With the second layer, focus on items that will keep you warm. Again, avoid bulky items that will restrict your movement when trying to cast or fight and land a fish. A wool sweater or fleece pullover is a good choice, but you can opt for any fast-drying, heat-retaining garment that you find comfortable. For pants, avoid lightweight cotton or denim in favor of heavier canvas pants. Some brands make water-repellent canvas pants with extra thermal layering.
The key for your outer layer is to find a combination that’s both waterproof (or water-resistant) and windproof. Nothing will cause a chill faster than wind hitting wet clothes. Jackets designed for skiing or hunting work well, if you already own them. If it starts raining, you’ll need rain gear: a waterproof jacket with a hood and a matching pair of pants that will keep you completely dry.
You’ll need shoes that can keep your feet warm and dry while also providing traction on wet, slippery surfaces.
Though a baseball hat is great for fishing because the bill shades your eyes from sunlight and glare, it won’t keep your head warm in cold weather. A winter hat designed to cover your ears will retain heat and keep you warm. In very cold or wintry conditions, consider wearing a hood or balaclava that will protect most of your head but allow you to see and breathe comfortably.
Gloves are an important consideration because you need to keep your fingers warm but also have the freedom to work the rod and reel, tie knots, and handle fish. Look for a pair of fingerless gloves, preferably with a reinforced palm and a fold-over mitten top. The gloves are cut at the fingers mid-knuckle, and the fingertips are open. Should your fingers get cold, flip the mitten top over them to warm up. Or opt for a pair of solid neoprene gloves that allow for some dexterity yet protect your hand as a wetsuit would a diver.
Clothes for Warm-Weather Fishing
For warm-weather fishing, your clothes should be lightweight and breathable but also provide sun protection. Look for items with a high UPF (ultraviolet protection factor) rating—similar to the SPF rating for suntan lotion. The higher an item’s UPF rating, the more ultraviolet rays it will block.
It might seem counterintuitive to wear a long-sleeved shirt during hot weather, but many clothing manufacturers make fishing shirts designed to keep you cool while offering sun protection. Look for polyester “microfiber” shirts that are breathable and dry quickly. Many have sleeves designed to roll up comfortably above the elbow, collars that turn up to protect your neck, and mesh vents sewn in along the back and underarm areas. Another option is buying a microfiber performance T-shirt, which usually lacks pockets, vents, and neck protection but does have high UPF ratings.
Shorts and Pants
Breathable materials that dry quickly are again the way to go for warm weather attire. For shorts, pick a cotton/nylon blend with several pockets to stow away small fishing gear items. Make sure the shorts or pants have sturdy zippers and buttons that will not be damaged by water exposure. Safari or “zip-off” pants, which have legs that zip off at the knee and convert to shorts, are another way to go.

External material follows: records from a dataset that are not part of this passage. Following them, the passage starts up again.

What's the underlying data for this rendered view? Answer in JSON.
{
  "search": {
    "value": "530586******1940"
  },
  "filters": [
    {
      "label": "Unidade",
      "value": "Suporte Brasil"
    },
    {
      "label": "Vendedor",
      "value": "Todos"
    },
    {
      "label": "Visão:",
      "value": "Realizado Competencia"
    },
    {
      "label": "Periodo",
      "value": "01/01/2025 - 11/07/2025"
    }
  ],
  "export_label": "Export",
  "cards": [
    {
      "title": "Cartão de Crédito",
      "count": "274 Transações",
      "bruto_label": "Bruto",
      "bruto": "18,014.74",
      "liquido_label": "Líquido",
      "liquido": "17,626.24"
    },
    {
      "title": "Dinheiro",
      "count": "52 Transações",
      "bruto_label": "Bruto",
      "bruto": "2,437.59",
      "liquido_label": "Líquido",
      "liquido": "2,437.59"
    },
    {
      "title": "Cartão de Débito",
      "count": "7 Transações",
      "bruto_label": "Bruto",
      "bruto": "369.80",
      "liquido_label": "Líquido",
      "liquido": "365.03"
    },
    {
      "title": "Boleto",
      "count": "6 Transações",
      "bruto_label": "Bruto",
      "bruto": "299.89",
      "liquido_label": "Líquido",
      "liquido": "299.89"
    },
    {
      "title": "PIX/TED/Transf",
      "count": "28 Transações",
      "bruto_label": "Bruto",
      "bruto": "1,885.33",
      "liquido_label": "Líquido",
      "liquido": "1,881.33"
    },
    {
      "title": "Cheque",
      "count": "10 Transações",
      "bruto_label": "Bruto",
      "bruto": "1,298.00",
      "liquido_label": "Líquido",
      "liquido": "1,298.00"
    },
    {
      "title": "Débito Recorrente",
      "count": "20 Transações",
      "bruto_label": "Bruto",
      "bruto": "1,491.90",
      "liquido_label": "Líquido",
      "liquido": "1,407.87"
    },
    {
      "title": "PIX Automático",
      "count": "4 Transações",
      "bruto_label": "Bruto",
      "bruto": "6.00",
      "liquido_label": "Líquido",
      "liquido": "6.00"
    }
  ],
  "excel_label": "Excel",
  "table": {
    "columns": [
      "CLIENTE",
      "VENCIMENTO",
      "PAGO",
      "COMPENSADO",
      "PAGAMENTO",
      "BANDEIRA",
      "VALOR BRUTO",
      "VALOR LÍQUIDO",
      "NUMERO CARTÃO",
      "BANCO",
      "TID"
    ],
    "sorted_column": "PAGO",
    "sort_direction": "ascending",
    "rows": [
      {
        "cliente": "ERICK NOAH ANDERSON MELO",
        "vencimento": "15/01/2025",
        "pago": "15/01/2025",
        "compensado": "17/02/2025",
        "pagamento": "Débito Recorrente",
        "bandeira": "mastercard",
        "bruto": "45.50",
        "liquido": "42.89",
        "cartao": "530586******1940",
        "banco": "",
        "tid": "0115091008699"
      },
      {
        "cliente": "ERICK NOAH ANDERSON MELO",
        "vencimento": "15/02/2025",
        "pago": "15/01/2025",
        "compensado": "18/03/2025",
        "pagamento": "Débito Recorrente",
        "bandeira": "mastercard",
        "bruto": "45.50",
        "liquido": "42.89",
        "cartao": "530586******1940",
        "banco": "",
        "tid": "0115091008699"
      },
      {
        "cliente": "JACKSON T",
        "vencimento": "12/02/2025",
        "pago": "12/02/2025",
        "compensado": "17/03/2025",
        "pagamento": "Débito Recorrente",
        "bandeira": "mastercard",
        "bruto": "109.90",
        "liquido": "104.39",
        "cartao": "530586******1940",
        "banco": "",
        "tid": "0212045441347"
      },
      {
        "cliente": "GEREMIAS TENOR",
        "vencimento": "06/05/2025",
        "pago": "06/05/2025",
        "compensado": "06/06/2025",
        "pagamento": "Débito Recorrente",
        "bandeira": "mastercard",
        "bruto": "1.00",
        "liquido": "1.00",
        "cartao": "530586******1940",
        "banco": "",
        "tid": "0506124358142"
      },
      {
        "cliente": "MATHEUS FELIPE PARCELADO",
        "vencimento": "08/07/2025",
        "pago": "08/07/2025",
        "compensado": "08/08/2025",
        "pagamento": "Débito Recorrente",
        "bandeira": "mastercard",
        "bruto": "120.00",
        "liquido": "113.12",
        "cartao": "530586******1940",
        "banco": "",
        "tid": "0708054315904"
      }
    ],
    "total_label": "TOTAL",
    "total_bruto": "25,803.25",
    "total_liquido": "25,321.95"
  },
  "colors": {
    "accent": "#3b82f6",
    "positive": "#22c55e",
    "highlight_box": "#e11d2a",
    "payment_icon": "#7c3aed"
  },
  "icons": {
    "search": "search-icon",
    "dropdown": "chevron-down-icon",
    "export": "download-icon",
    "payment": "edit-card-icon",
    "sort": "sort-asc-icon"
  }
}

A regular baseball hat is all you typically need. The bill shields your face from sunlight and deflects glare. A visor also works well. If you need additional protection, there are hats made specifically for fishing that have sun flaps to cover your ears and neck.